BEGIN Given records
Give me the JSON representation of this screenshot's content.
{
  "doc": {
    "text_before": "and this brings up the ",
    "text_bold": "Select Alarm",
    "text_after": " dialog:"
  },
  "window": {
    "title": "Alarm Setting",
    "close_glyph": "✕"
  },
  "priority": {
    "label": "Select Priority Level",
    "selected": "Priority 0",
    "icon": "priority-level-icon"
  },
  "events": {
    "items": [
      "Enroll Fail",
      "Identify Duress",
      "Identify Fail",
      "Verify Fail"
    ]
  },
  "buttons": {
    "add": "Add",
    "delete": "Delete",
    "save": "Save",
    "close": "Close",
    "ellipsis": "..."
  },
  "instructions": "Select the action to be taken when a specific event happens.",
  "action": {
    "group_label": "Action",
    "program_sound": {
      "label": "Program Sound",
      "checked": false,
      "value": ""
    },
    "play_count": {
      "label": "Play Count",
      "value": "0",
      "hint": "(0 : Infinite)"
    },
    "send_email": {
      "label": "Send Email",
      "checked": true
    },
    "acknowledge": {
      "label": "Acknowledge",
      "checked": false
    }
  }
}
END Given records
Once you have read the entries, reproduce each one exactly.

§ Expected output
Give me the JSON representation of this screenshot's content.
{
  "doc": {
    "text_before": "and this brings up the ",
    "text_bold": "Select Alarm",
    "text_after": " dialog:"
  },
  "window": {
    "title": "Alarm Setting",
    "close_glyph": "✕"
  },
  "priority": {
    "label": "Select Priority Level",
    "selected": "Priority 0",
    "icon": "priority-level-icon"
  },
  "events": {
    "items": [
      "Enroll Fail",
      "Identify Duress",
      "Identify Fail",
      "Verify Fail"
    ]
  },
  "buttons": {
    "add": "Add",
    "delete": "Delete",
    "save": "Save",
    "close": "Close",
    "ellipsis": "..."
  },
  "instructions": "Select the action to be taken when a specific event happens.",
  "action": {
    "group_label": "Action",
    "program_sound": {
      "label": "Program Sound",
      "checked": false,
      "value": ""
    },
    "play_count": {
      "label": "Play Count",
      "value": "0",
      "hint": "(0 : Infinite)"
    },
    "send_email": {
      "label": "Send Email",
      "checked": true
    },
    "acknowledge": {
      "label": "Acknowledge",
      "checked": false
    }
  }
}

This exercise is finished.